By then it was 5:30 p.m. The heavens darkened with twilight. The night was like a giant anus. Time to dig in. A hasty perimeter was established. The men opened ration cans in the darkness. Exhausted from six days of almost continuous exertion they ate the dreariest supper of their lives. Rain fell without abatement. Colonel Spragins decided to do the unheard of, the utterly unexpected. He decided to resume the attack and close in for a kill in the dark.
‘Too hazardous,” his officers protested.

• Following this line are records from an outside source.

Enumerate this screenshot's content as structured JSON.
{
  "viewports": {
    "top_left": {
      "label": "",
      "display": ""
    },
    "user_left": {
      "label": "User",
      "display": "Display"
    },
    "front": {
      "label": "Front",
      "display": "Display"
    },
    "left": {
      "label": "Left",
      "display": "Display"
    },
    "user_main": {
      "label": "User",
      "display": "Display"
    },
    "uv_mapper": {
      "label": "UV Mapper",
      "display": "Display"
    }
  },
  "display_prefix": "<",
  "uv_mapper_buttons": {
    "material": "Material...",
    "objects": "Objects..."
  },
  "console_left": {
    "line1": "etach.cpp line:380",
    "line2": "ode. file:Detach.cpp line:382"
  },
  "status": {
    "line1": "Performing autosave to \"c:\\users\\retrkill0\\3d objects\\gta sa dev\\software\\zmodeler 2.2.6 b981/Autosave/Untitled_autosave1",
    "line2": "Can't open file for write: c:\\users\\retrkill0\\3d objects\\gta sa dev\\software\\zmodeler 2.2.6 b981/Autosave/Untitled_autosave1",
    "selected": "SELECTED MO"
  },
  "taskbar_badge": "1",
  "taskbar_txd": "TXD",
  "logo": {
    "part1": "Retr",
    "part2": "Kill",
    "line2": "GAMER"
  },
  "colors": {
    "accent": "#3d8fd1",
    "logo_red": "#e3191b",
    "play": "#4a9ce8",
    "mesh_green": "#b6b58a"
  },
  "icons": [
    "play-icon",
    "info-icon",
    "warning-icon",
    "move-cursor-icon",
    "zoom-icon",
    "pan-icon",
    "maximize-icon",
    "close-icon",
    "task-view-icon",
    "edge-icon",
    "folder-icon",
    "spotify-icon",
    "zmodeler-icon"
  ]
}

Their argument was sound enough. The men were dog-tired. Ammunition was low. Morale was low. Several battalion officers had fallen dead that day. The night was like an abyss of India ink and full of falling water. The terrain ahead was uncertain, unmapped, one great, menacing trap. In a night fight troops would become scattered. Men would lose their way in the dark and shoot at one another.
The colonel was adamant. Soaked, red-eyed, twice wounded, he stood in the rain and said:
“Alert the men. We pull out in ten minutes.”
Was Spragins playing a hunch? Was it a hunch? Glumly the squads and platoons stood in the rain. Rain pattered on their helmets and squashed underfoot. The butts of their rifles were held up to prevent the barrels from filling with water. They stood in dejected silence, too tired to grumble.
“All set? Get moving.”
Spragins led the way through the night. He picked a course by compass. The formations followed in single file, close so as not to lose contact with the men in front. The still column crossed a thousand yards of rough terrain and not a shot was fired. Toward midnight they reached the final crest of the hill. They stumbled upon a Japanese observation post. A network of fortifications surrounded the O.P. The stillness was ghostly. There was the breathing of many tired men and the monotonous melody of rain falling on leaves and corpses. The enemy strongpoints were unmanned. The emplacements were stocked with enemy equipment; there were kettles which contained leftovers of rice; but not a Jap was in sight. The Japanese, knowing that it was a rule of the Americans to halt all movement at dark, had gone off to spend the night in the shelter of native barrios. They had departed with the obvious intention of re-manning their bastions before dawn. The battalion’s night march caught them sleeping— away from their defenses.
“Dig in,” said Spragins.
Not many dug. The men flopped into the Jap trenches and lay still.
The rain stopped toward morning. Emerging from their beds of mud the men saw below them a broad and unobstructed valley, many towns, and a highway leading northwest: Leyte Valley and the Santa Fe Trail.
To their rear, between the captured massif and Red Beach, 1,928 killed Japs lay buried, and many more sprawled dead under the lid of jungle and swamp. The Division counted six hundred and thirty-eight wounded, missing, or dead among its own.
 Soldiers dubbed the main highway leading through Leyte Valley the “Santa Fe Trail” because of the town of Santa Fe which is located along this road.
 The assault on the hill mass known as “Hill 331” was consummated by the First and Second Battalions of the 34th Infantry Regiment.
 Second Battalion, 34th Infantry Regiment.
 Lieutenant Clarence E. Weigel of Hays, Kansas, and Staff Sergeant Matthew J. Ott of Camden, New Jersey.